All of this, and the game looks crisp and colourful - if a little lacking in personality. It moves like a dream too, especially in docked mode. The frame rate seems less fluid in handheld mode, and it's a game that's evidently been optimised for a large 1080p display. This is comfortably the most handsome handheld Urban Trial game yet, regardless.  There's no online multiplayer, unfortunately, but local multiplayer fans are well catered for with a range of two-player split-screen modes. The option to chase down your opponent after a brief head start, in particular, really drives home the game's intoxicating balance of speed and precision.


Urban Trial Playground may not reinvent the stunt bike wheel, but it does provide an extremely fluid and inviting arcade experience for Switch owners.

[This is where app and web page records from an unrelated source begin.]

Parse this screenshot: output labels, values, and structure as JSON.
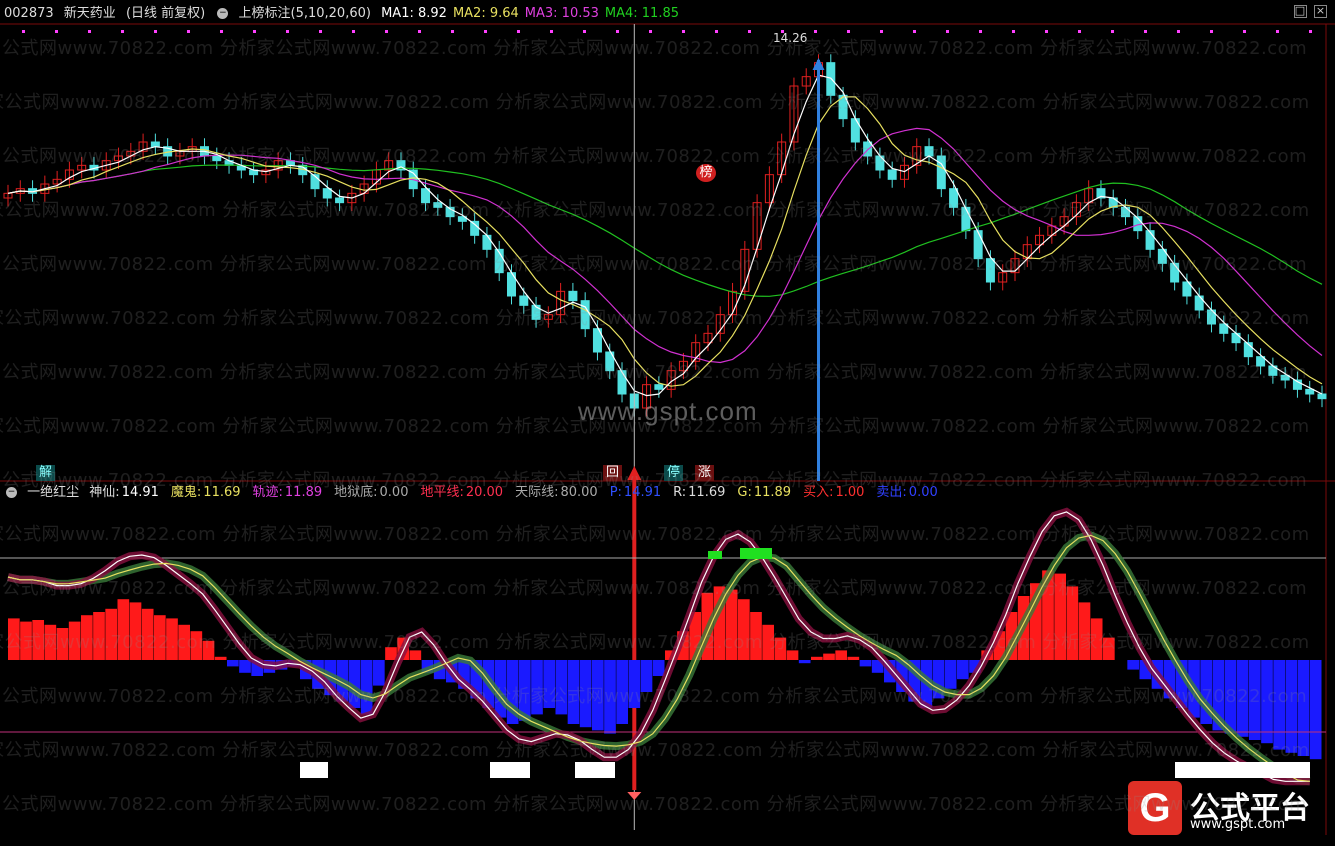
{
  "header_top": {
    "code": "002873",
    "name": "新天药业",
    "mode": "(日线 前复权)",
    "indicator": "上榜标注(5,10,20,60)",
    "ma": [
      {
        "label": "MA1:",
        "value": "8.92",
        "color": "#ffffff"
      },
      {
        "label": "MA2:",
        "value": "9.64",
        "color": "#e8e060"
      },
      {
        "label": "MA3:",
        "value": "10.53",
        "color": "#e040e0"
      },
      {
        "label": "MA4:",
        "value": "11.85",
        "color": "#20d020"
      }
    ]
  },
  "header_bottom": {
    "name": "一绝红尘",
    "items": [
      {
        "label": "神仙:",
        "value": "14.91",
        "lcolor": "#dddddd",
        "vcolor": "#ffffff"
      },
      {
        "label": "魔鬼:",
        "value": "11.69",
        "lcolor": "#e8e060",
        "vcolor": "#e8e060"
      },
      {
        "label": "轨迹:",
        "value": "11.89",
        "lcolor": "#e040e0",
        "vcolor": "#e040e0"
      },
      {
        "label": "地狱底:",
        "value": "0.00",
        "lcolor": "#aaaaaa",
        "vcolor": "#aaaaaa"
      },
      {
        "label": "地平线:",
        "value": "20.00",
        "lcolor": "#ff3050",
        "vcolor": "#ff3050"
      },
      {
        "label": "天际线:",
        "value": "80.00",
        "lcolor": "#aaaaaa",
        "vcolor": "#aaaaaa"
      },
      {
        "label": "P:",
        "value": "14.91",
        "lcolor": "#3050ff",
        "vcolor": "#3050ff"
      },
      {
        "label": "R:",
        "value": "11.69",
        "lcolor": "#dddddd",
        "vcolor": "#dddddd"
      },
      {
        "label": "G:",
        "value": "11.89",
        "lcolor": "#e8e060",
        "vcolor": "#e8e060"
      },
      {
        "label": "买入:",
        "value": "1.00",
        "lcolor": "#ff3030",
        "vcolor": "#ff3030"
      },
      {
        "label": "卖出:",
        "value": "0.00",
        "lcolor": "#3040ff",
        "vcolor": "#3040ff"
      }
    ]
  },
  "tags": {
    "jie": "解",
    "hui": "回",
    "ting": "停",
    "zhang": "涨",
    "bang": "榜"
  },
  "annotations": {
    "high_label": "14.26"
  },
  "watermark": {
    "text": "公式网www.70822.com 分析家公式网www.70822.com 分析家公式网www.70822.com 分析家公式网www.70822.com 分析家公式网www.70822.com",
    "text2": "家公式网www.70822.com 分析家公式网www.70822.com 分析家公式网www.70822.com 分析家公式网www.70822.com 分析家公式网www.70822.com",
    "site": "www.gspt.com"
  },
  "logo": {
    "mark": "G",
    "title": "公式平台",
    "url": "www.gspt.com"
  },
  "colors": {
    "up": "#e02020",
    "down": "#50e0e0",
    "ma1": "#ffffff",
    "ma2": "#e8e060",
    "ma3": "#d030d0",
    "ma4": "#20c020",
    "red_bar": "#ff1a1a",
    "blue_bar": "#1a1aff"
  },
  "chart_data": [
    {
      "type": "candlestick",
      "series": [
        {
          "name": "MA1",
          "last": 8.92
        },
        {
          "name": "MA2",
          "last": 9.64
        },
        {
          "name": "MA3",
          "last": 10.53
        },
        {
          "name": "MA4",
          "last": 11.85
        }
      ],
      "close": [
        11.5,
        11.6,
        11.5,
        11.7,
        11.8,
        12.0,
        12.1,
        12.0,
        12.2,
        12.3,
        12.4,
        12.6,
        12.5,
        12.3,
        12.4,
        12.5,
        12.3,
        12.2,
        12.1,
        12.0,
        11.9,
        12.0,
        12.2,
        12.1,
        11.9,
        11.6,
        11.4,
        11.3,
        11.5,
        11.7,
        12.0,
        12.2,
        12.0,
        11.6,
        11.3,
        11.2,
        11.0,
        10.9,
        10.6,
        10.3,
        9.8,
        9.3,
        9.1,
        8.8,
        8.9,
        9.4,
        9.2,
        8.6,
        8.1,
        7.7,
        7.2,
        6.9,
        7.4,
        7.3,
        7.7,
        7.9,
        8.3,
        8.5,
        8.9,
        9.4,
        10.3,
        11.3,
        11.9,
        12.6,
        13.8,
        14.0,
        14.3,
        13.6,
        13.1,
        12.6,
        12.3,
        12.0,
        11.8,
        12.1,
        12.5,
        12.3,
        11.6,
        11.2,
        10.7,
        10.1,
        9.6,
        9.8,
        10.1,
        10.4,
        10.6,
        10.8,
        11.0,
        11.3,
        11.6,
        11.4,
        11.2,
        11.0,
        10.7,
        10.3,
        10.0,
        9.6,
        9.3,
        9.0,
        8.7,
        8.5,
        8.3,
        8.0,
        7.8,
        7.6,
        7.5,
        7.3,
        7.2,
        7.1
      ],
      "high_label": 14.26
    },
    {
      "type": "indicator",
      "histogram": [
        26,
        24,
        25,
        22,
        20,
        24,
        28,
        30,
        32,
        38,
        36,
        32,
        28,
        26,
        22,
        18,
        12,
        2,
        -4,
        -8,
        -10,
        -8,
        -6,
        -4,
        -12,
        -18,
        -22,
        -26,
        -30,
        -34,
        -16,
        8,
        14,
        6,
        -8,
        -12,
        -14,
        -18,
        -24,
        -30,
        -36,
        -40,
        -38,
        -34,
        -30,
        -34,
        -40,
        -42,
        -44,
        -46,
        -40,
        -30,
        -20,
        -10,
        6,
        18,
        30,
        42,
        46,
        44,
        38,
        30,
        22,
        14,
        6,
        -2,
        2,
        4,
        6,
        2,
        -4,
        -8,
        -14,
        -20,
        -26,
        -30,
        -24,
        -18,
        -12,
        -8,
        6,
        18,
        30,
        40,
        48,
        56,
        54,
        46,
        36,
        26,
        14,
        0,
        -6,
        -12,
        -18,
        -24,
        -30,
        -36,
        -40,
        -44,
        -46,
        -48,
        -50,
        -52,
        -56,
        -58,
        -60,
        -62
      ],
      "levels": {
        "bottom": 0,
        "horizon": 20,
        "sky": 80
      }
    }
  ]
}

Tactile controls and pacy, highly replayable levels make this an accomplished cut-price racer package.